**WHAT TO PRODUCE:**
The reply has to be a number alone, equal to how many lines in the entries below hold the string "true".

(INFORMATION SHOWN begins)

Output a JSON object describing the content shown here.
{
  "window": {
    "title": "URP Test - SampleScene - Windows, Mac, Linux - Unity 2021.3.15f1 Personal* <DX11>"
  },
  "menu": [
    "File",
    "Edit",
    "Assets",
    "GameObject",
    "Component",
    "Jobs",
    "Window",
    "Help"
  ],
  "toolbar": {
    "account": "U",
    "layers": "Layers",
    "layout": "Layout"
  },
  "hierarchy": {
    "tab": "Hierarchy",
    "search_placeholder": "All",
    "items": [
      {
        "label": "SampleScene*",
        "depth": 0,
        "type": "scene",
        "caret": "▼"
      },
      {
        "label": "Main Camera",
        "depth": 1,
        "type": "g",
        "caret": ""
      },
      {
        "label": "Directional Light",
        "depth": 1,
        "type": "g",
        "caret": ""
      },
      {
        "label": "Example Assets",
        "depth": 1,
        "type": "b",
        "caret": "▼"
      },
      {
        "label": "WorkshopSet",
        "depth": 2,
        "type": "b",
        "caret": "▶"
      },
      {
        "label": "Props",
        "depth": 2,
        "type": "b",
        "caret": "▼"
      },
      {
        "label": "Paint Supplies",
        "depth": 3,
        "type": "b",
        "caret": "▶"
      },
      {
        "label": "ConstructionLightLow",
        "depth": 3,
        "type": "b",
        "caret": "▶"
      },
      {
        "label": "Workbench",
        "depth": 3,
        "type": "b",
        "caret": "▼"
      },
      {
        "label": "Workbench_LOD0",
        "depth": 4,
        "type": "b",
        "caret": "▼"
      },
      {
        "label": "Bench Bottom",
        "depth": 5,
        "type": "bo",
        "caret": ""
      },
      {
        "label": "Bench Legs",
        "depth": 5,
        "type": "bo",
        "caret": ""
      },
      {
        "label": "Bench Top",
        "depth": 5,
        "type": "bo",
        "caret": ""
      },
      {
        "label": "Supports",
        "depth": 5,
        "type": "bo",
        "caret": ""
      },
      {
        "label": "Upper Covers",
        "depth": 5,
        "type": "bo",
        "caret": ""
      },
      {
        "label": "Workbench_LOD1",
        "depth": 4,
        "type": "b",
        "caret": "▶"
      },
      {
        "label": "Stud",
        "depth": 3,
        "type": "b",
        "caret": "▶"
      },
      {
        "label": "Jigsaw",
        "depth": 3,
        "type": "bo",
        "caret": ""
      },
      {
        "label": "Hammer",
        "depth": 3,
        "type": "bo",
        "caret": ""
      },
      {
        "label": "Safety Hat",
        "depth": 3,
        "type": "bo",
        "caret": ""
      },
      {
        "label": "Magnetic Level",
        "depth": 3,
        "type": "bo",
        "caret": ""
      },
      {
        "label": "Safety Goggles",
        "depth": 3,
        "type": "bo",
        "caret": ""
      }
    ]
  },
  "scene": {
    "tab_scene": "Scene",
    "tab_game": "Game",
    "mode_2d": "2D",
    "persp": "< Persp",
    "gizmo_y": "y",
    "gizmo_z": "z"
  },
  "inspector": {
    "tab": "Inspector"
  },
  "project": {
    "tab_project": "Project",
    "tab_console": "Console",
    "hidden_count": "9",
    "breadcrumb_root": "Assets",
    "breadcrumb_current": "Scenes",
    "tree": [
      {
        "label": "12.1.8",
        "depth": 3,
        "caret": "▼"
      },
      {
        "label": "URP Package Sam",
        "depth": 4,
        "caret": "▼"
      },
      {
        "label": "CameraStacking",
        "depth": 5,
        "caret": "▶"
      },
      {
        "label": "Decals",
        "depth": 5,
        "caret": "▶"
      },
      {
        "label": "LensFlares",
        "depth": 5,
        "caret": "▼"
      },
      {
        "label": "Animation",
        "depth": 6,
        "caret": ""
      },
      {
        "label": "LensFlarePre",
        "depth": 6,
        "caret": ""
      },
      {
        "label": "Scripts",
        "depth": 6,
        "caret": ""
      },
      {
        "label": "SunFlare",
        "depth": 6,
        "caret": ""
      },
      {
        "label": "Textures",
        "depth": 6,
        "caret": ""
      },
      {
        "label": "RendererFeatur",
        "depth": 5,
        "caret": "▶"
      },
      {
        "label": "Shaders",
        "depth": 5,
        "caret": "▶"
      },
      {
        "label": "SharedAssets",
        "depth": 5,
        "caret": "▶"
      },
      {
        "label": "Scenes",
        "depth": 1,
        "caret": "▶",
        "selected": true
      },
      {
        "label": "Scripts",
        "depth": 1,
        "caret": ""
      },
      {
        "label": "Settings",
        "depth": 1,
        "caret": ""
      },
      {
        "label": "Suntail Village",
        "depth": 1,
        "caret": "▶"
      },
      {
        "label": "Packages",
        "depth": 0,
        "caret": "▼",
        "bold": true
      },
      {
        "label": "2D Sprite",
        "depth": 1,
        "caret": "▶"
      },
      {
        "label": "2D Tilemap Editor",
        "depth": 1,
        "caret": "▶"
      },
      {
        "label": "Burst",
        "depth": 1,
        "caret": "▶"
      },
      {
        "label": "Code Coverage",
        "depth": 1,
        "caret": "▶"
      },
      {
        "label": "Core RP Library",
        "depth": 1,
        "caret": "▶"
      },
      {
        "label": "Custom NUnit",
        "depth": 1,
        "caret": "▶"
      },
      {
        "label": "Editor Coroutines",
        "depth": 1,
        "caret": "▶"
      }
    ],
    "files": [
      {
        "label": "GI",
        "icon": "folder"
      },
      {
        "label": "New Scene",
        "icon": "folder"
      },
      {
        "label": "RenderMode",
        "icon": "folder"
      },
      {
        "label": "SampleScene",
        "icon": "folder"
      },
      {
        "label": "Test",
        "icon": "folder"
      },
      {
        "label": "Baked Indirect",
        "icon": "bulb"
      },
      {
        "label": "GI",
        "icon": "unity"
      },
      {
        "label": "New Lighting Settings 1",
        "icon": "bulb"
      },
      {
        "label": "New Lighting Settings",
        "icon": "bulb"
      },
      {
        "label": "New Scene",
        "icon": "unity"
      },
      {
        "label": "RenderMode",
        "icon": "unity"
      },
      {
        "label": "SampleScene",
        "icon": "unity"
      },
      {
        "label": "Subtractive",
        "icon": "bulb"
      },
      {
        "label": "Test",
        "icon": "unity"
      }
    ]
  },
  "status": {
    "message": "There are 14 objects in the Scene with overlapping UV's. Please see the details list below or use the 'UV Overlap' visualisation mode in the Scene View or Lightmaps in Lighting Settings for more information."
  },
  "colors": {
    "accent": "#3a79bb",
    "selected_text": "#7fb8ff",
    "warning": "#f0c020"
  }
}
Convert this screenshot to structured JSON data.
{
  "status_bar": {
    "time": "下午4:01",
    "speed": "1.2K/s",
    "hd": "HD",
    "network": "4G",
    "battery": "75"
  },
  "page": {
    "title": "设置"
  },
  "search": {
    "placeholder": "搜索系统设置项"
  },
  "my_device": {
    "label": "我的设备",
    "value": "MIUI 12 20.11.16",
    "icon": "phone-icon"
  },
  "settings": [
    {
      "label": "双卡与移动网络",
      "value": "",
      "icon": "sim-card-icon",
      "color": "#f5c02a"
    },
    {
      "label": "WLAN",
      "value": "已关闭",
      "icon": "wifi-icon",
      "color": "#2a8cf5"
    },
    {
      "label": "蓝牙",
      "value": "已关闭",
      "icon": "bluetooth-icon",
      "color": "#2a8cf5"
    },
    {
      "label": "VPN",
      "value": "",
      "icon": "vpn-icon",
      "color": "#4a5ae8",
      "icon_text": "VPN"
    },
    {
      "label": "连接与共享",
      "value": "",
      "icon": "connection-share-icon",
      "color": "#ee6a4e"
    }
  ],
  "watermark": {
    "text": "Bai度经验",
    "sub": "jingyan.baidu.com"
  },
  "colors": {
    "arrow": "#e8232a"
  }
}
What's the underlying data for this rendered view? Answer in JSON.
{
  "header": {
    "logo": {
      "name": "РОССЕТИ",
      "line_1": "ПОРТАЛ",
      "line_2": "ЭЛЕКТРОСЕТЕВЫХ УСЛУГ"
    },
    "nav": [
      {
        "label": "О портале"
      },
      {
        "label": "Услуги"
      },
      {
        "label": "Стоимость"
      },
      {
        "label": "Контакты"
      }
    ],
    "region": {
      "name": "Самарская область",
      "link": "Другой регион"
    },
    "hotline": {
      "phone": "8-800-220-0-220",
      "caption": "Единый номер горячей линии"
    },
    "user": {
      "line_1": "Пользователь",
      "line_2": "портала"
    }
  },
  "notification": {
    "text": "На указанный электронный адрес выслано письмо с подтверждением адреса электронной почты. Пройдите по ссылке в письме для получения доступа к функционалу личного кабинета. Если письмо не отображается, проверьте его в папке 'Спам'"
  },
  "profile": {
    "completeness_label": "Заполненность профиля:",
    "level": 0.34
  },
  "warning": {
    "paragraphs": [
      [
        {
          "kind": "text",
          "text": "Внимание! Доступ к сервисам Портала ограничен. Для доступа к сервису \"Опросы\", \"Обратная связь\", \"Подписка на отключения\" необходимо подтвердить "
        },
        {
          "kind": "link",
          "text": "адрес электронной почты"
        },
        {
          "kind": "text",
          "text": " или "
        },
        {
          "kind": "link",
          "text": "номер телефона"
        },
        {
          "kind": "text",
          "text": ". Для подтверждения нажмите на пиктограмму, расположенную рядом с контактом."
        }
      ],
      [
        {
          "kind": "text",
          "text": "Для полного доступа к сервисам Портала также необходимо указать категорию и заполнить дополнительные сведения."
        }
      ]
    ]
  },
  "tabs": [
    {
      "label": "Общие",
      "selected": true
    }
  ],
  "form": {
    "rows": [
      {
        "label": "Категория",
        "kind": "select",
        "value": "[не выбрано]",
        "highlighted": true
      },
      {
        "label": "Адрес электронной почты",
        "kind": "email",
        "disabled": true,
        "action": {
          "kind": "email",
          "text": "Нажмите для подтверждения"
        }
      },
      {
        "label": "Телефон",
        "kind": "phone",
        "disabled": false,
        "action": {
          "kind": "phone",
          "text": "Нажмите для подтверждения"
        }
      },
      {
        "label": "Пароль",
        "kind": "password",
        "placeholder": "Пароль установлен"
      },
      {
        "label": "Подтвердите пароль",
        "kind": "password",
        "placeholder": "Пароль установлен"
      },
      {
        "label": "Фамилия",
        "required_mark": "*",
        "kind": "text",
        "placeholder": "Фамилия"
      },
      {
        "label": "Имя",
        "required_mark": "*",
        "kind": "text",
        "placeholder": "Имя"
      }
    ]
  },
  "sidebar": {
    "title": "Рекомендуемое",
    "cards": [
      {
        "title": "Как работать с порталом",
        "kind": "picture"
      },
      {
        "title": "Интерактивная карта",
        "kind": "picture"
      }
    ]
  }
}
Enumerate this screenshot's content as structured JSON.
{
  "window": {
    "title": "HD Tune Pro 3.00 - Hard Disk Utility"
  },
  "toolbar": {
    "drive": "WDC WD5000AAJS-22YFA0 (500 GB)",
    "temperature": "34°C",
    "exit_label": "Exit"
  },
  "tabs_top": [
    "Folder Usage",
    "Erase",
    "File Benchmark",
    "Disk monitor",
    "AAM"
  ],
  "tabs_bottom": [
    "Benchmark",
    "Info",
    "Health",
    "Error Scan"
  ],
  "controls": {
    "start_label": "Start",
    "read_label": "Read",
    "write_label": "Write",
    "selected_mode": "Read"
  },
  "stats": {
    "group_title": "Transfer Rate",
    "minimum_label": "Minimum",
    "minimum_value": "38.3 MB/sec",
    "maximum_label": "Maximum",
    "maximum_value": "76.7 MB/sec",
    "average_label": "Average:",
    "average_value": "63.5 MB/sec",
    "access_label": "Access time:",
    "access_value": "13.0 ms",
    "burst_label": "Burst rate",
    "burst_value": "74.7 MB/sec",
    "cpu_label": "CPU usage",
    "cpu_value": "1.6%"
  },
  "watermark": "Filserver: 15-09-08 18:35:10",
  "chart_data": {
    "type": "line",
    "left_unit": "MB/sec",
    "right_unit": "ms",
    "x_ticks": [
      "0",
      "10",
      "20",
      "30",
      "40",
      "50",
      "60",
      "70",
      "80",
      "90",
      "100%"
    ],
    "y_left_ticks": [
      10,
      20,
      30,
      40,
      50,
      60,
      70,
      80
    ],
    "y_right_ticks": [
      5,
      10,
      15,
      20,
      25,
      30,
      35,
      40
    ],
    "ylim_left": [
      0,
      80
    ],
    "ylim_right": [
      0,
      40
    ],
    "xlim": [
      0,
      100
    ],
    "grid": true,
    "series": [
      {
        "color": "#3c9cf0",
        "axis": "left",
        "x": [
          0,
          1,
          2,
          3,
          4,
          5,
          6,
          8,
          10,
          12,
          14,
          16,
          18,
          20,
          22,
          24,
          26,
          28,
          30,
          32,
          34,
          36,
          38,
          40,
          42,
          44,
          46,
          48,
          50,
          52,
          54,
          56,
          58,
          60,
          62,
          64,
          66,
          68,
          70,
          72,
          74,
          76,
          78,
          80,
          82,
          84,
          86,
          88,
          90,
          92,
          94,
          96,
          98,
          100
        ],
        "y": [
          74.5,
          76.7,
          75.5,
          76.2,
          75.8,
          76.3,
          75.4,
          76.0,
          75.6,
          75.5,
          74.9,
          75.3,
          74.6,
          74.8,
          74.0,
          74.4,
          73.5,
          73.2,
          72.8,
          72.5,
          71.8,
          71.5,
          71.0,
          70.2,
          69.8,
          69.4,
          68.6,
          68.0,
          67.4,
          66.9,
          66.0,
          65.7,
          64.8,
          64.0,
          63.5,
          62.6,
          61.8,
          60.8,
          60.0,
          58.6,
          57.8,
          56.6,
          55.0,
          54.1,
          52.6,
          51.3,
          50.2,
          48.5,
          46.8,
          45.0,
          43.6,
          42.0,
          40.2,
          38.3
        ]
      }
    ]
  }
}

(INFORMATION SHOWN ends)

**RESULT FOR THIS EXERCISE:**
6